Write every record out again exactly as shown below.

* * * * * * *

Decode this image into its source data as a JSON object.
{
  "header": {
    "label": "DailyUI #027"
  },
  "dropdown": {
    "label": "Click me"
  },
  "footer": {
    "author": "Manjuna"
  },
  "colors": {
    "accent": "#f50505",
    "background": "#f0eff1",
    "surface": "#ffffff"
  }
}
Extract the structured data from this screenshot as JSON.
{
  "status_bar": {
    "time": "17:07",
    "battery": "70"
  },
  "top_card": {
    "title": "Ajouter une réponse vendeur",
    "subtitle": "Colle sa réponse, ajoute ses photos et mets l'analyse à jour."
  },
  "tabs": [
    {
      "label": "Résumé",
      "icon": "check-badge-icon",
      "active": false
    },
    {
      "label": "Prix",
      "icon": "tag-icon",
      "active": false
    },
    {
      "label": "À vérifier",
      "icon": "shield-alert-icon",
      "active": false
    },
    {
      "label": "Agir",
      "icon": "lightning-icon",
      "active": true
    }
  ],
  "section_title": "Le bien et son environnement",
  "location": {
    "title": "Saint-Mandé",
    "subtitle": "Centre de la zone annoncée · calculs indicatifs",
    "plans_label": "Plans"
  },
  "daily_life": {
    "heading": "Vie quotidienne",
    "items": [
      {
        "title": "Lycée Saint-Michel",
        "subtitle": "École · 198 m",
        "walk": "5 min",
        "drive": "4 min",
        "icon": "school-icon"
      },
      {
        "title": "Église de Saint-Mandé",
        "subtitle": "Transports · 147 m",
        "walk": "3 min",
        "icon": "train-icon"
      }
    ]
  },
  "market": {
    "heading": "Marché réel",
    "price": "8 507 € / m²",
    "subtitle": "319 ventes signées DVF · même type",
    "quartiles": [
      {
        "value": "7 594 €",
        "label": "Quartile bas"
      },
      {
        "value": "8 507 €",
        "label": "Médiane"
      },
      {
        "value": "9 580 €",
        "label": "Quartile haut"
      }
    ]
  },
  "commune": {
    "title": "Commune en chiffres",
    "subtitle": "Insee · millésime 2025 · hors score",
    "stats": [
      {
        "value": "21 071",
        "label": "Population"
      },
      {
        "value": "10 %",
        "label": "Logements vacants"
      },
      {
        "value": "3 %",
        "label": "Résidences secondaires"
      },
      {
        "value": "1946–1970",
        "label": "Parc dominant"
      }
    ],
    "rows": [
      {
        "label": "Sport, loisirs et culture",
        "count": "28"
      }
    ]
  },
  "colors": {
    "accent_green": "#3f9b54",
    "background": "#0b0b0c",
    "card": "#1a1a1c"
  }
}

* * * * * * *

▶ Response below:
Decode this image into its source data as a JSON object.
{
  "header": {
    "label": "DailyUI #027"
  },
  "dropdown": {
    "label": "Click me"
  },
  "footer": {
    "author": "Manjuna"
  },
  "colors": {
    "accent": "#f50505",
    "background": "#f0eff1",
    "surface": "#ffffff"
  }
}
Extract the structured data from this screenshot as JSON.
{
  "status_bar": {
    "time": "17:07",
    "battery": "70"
  },
  "top_card": {
    "title": "Ajouter une réponse vendeur",
    "subtitle": "Colle sa réponse, ajoute ses photos et mets l'analyse à jour."
  },
  "tabs": [
    {
      "label": "Résumé",
      "icon": "check-badge-icon",
      "active": false
    },
    {
      "label": "Prix",
      "icon": "tag-icon",
      "active": false
    },
    {
      "label": "À vérifier",
      "icon": "shield-alert-icon",
      "active": false
    },
    {
      "label": "Agir",
      "icon": "lightning-icon",
      "active": true
    }
  ],
  "section_title": "Le bien et son environnement",
  "location": {
    "title": "Saint-Mandé",
    "subtitle": "Centre de la zone annoncée · calculs indicatifs",
    "plans_label": "Plans"
  },
  "daily_life": {
    "heading": "Vie quotidienne",
    "items": [
      {
        "title": "Lycée Saint-Michel",
        "subtitle": "École · 198 m",
        "walk": "5 min",
        "drive": "4 min",
        "icon": "school-icon"
      },
      {
        "title": "Église de Saint-Mandé",
        "subtitle": "Transports · 147 m",
        "walk": "3 min",
        "icon": "train-icon"
      }
    ]
  },
  "market": {
    "heading": "Marché réel",
    "price": "8 507 € / m²",
    "subtitle": "319 ventes signées DVF · même type",
    "quartiles": [
      {
        "value": "7 594 €",
        "label": "Quartile bas"
      },
      {
        "value": "8 507 €",
        "label": "Médiane"
      },
      {
        "value": "9 580 €",
        "label": "Quartile haut"
      }
    ]
  },
  "commune": {
    "title": "Commune en chiffres",
    "subtitle": "Insee · millésime 2025 · hors score",
    "stats": [
      {
        "value": "21 071",
        "label": "Population"
      },
      {
        "value": "10 %",
        "label": "Logements vacants"
      },
      {
        "value": "3 %",
        "label": "Résidences secondaires"
      },
      {
        "value": "1946–1970",
        "label": "Parc dominant"
      }
    ],
    "rows": [
      {
        "label": "Sport, loisirs et culture",
        "count": "28"
      }
    ]
  },
  "colors": {
    "accent_green": "#3f9b54",
    "background": "#0b0b0c",
    "card": "#1a1a1c"
  }
}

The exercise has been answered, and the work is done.